For the material that follows, list every line containing the word "Урон".

DATA FOR THE TASK:
*** Block opens ***
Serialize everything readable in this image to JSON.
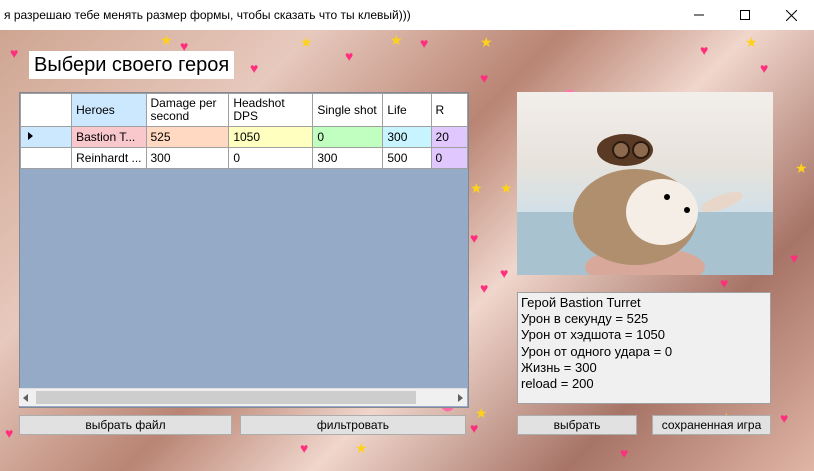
{
  "window": {
    "title": "я разрешаю тебе менять размер формы, чтобы сказать что ты клевый)))"
  },
  "heading": "Выбери своего героя",
  "table": {
    "columns": [
      {
        "label": "Heroes"
      },
      {
        "label": "Damage per second"
      },
      {
        "label": "Headshot DPS"
      },
      {
        "label": "Single shot"
      },
      {
        "label": "Life"
      },
      {
        "label": "R"
      }
    ],
    "rows": [
      {
        "cells": [
          "Bastion T...",
          "525",
          "1050",
          "0",
          "300",
          "20"
        ],
        "selected": true
      },
      {
        "cells": [
          "Reinhardt ...",
          "300",
          "0",
          "300",
          "500",
          "0"
        ],
        "selected": false
      }
    ]
  },
  "info": {
    "lines": [
      "Герой Bastion Turret",
      "Урон в секунду = 525",
      "Урон от хэдшота = 1050",
      "Урон от одного удара = 0",
      "Жизнь = 300",
      "reload = 200"
    ]
  },
  "buttons": {
    "choose_file": "выбрать файл",
    "filter": "фильтровать",
    "choose": "выбрать",
    "saved_game": "сохраненная игра"
  },
  "colors": {
    "name_cell": "#f8c8cc",
    "dps_cell": "#ffd9c2",
    "headshot_cell": "#ffffc0",
    "single_cell": "#c0ffc0",
    "life_cell": "#c8f4ff",
    "reload_cell": "#e0c8ff"
  },
  "icons": [
    "minimize-icon",
    "maximize-icon",
    "close-icon",
    "row-pointer-icon",
    "scroll-left-icon",
    "scroll-right-icon"
  ]
}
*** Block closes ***
ANSWER BOX:
      "Урон в секунду = 525",
      "Урон от хэдшота = 1050",
      "Урон от одного удара = 0",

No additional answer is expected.